Since its introduction in 1999, bounded model checking (BMC) has quickly become a serious and indispensable tool for the formal veriﬁcation of hardware designs and, more recently, software. By leveraging propositional satisfiability (SAT) solvers, BMC overcomes some of the shortcomings of more conventional model checking methods. In model checking we automatically verify whether a state transition system (STS) describing a design has some property, commonly expressed in linear temporal logic (LTL). BMC is the restriction to only checking the looping and non-looping runs of the system that have bounded descriptions. The conventional BMC approach is to translate the STS runs and LTL formulae into propositional logic and then conjunctive normal form (CNF). This CNF expression is then checked by a SAT solver.
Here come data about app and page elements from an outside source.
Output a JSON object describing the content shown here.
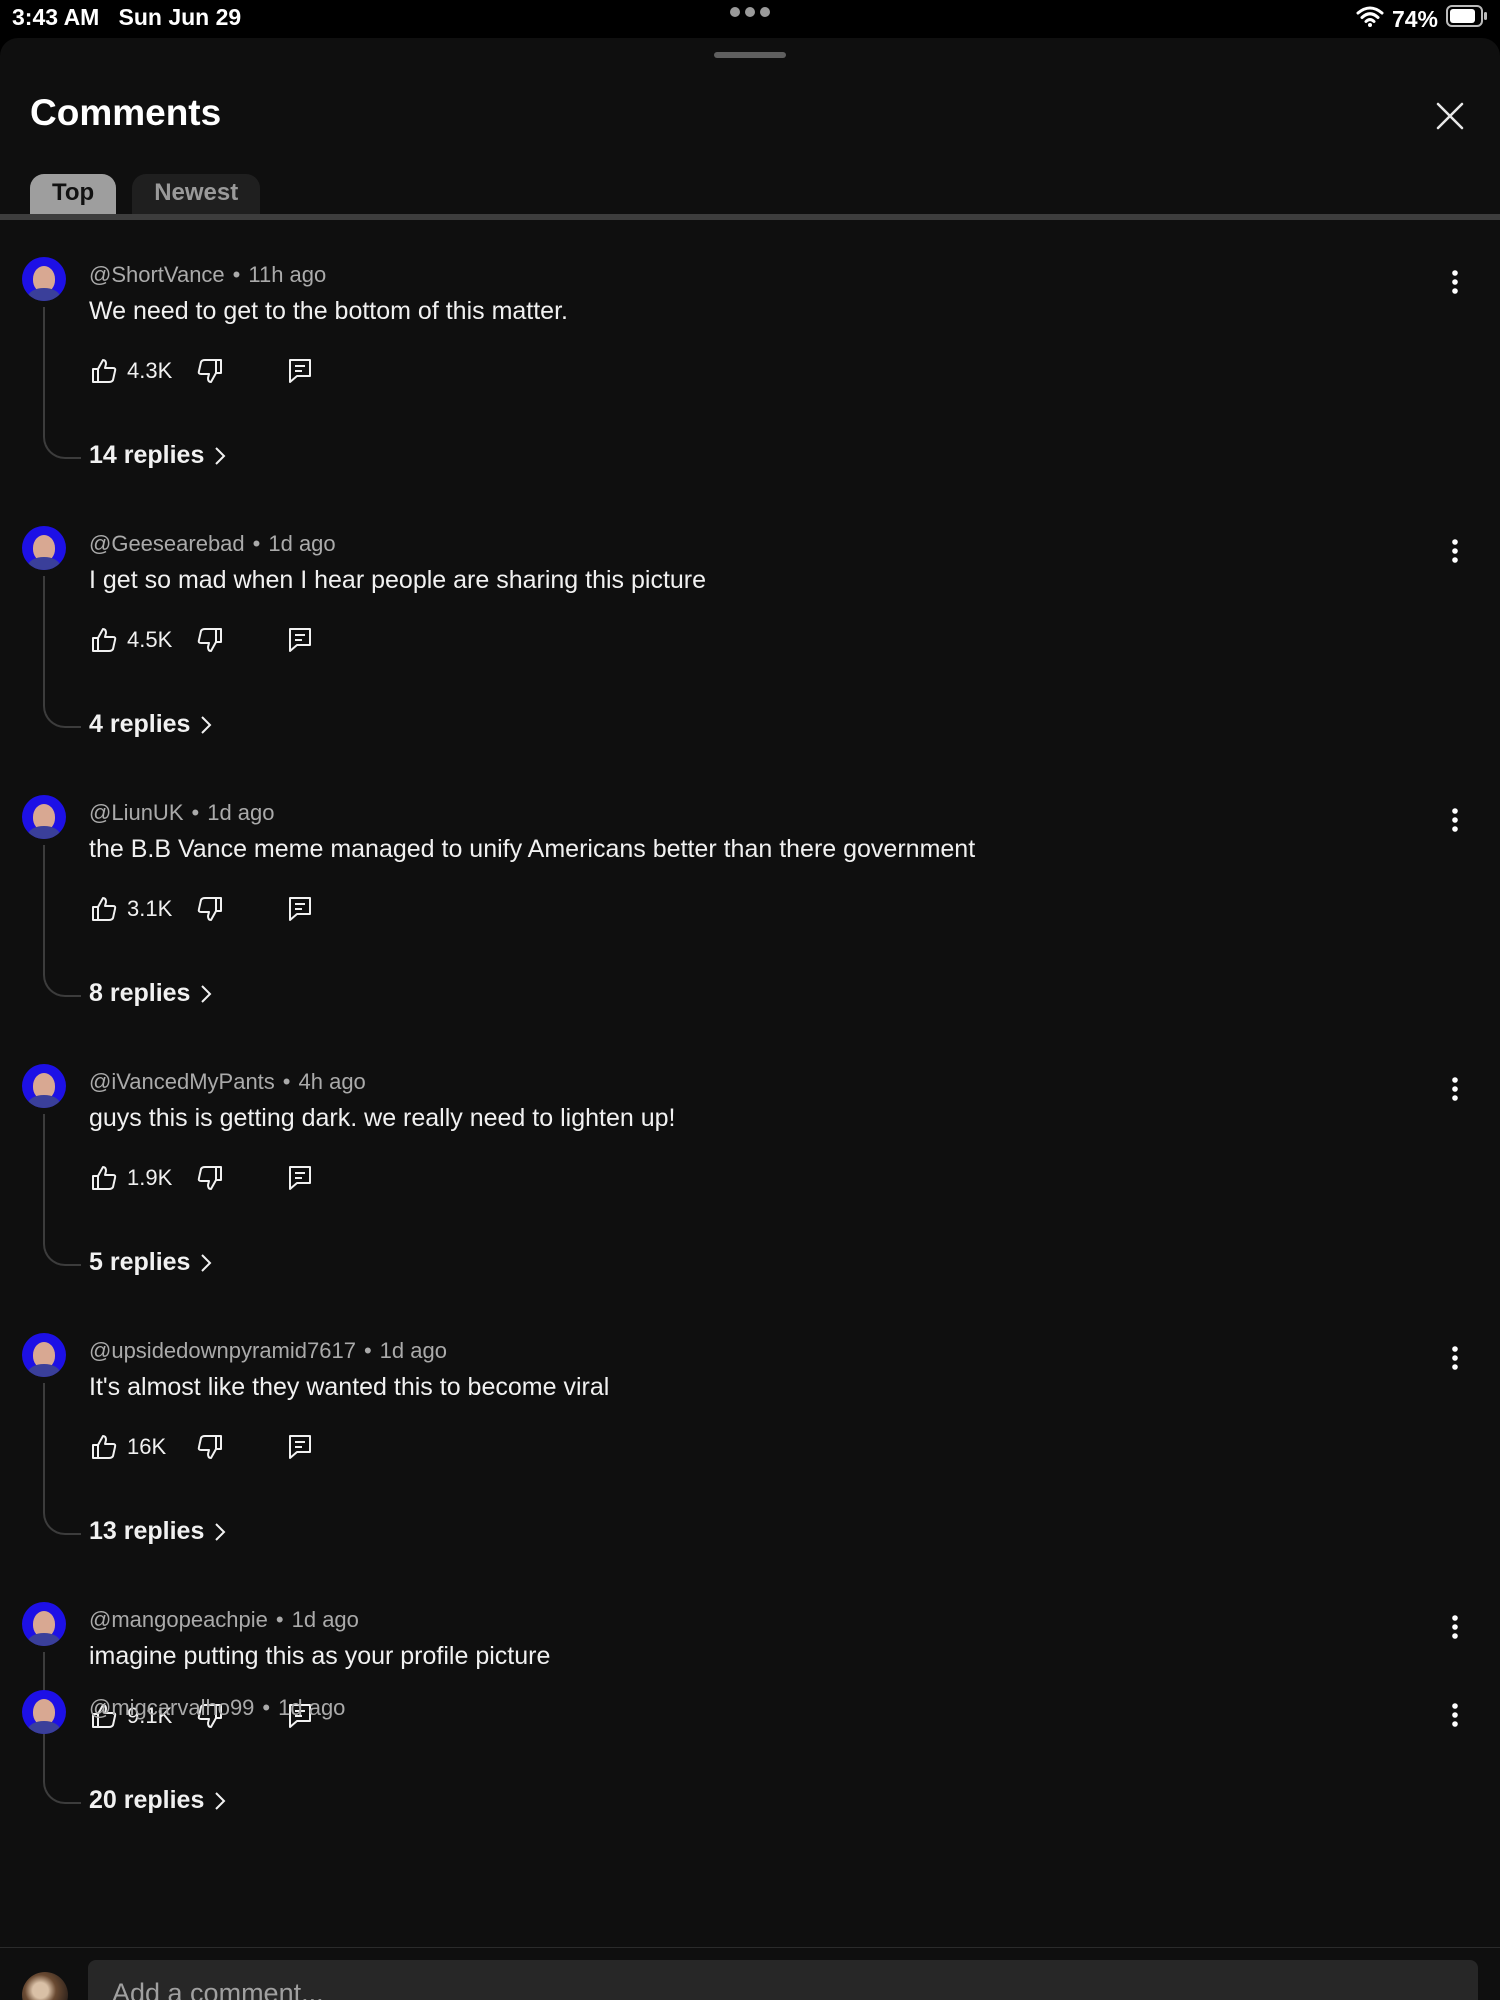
{
  "status_bar": {
    "time": "3:43 AM",
    "date": "Sun Jun 29",
    "battery": "74%"
  },
  "sheet": {
    "title": "Comments"
  },
  "tabs": [
    {
      "label": "Top",
      "active": true
    },
    {
      "label": "Newest",
      "active": false
    }
  ],
  "comments": [
    {
      "author": "@ShortVance",
      "time": "11h ago",
      "text": "We need to get to the bottom of this matter.",
      "likes": "4.3K",
      "replies": "14 replies"
    },
    {
      "author": "@Geesearebad",
      "time": "1d ago",
      "text": "I get so mad when I hear people are sharing this picture",
      "likes": "4.5K",
      "replies": "4 replies"
    },
    {
      "author": "@LiunUK",
      "time": "1d ago",
      "text": "the B.B Vance meme managed to unify Americans better than there government",
      "likes": "3.1K",
      "replies": "8 replies"
    },
    {
      "author": "@iVancedMyPants",
      "time": "4h ago",
      "text": "guys this is getting dark. we really need to lighten up!",
      "likes": "1.9K",
      "replies": "5 replies"
    },
    {
      "author": "@upsidedownpyramid7617",
      "time": "1d ago",
      "text": "It's almost like they wanted this to become viral",
      "likes": "16K",
      "replies": "13 replies"
    },
    {
      "author": "@mangopeachpie",
      "time": "1d ago",
      "text": "imagine putting this as your profile picture",
      "likes": "9.1K",
      "replies": "20 replies"
    }
  ],
  "partial_comment": {
    "author": "@migcarvalho99",
    "time": "1d ago"
  },
  "composer": {
    "placeholder": "Add a comment..."
  },
  "colors": {
    "background": "#0f0f0f",
    "avatar_bg": "#1d10e6",
    "input_bg": "#272727",
    "muted_text": "#aaaaaa"
  }
}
In this thesis we study the effect on the performance of BMC of changing the translation to propositional logic. One novelty is to use a normal form for LTL which originates in resolution theorem provers. We introduce the normal form conversion early on in the encoding process and examine the simplifications that it brings to the generation of propositional logic. We further enhance the encoding by specialising the normal form to take advantage of the types of runs peculiar to BMC. We also improve the conversion from propositional logic to CNF. We investigate the behaviour of the new encodings by a series of detailed experimental comparisons using both hand-crafted and industrial benchmarks from a variety of sources. These reveal that the new normal form based encodings can reduce the solving time by a half in most cases, and up to an order of magnitude in some cases, the size of the improvement corresponding to the complexity of the LTL expression. We also compare our method to the popular automata-based methods for model checking and BMC.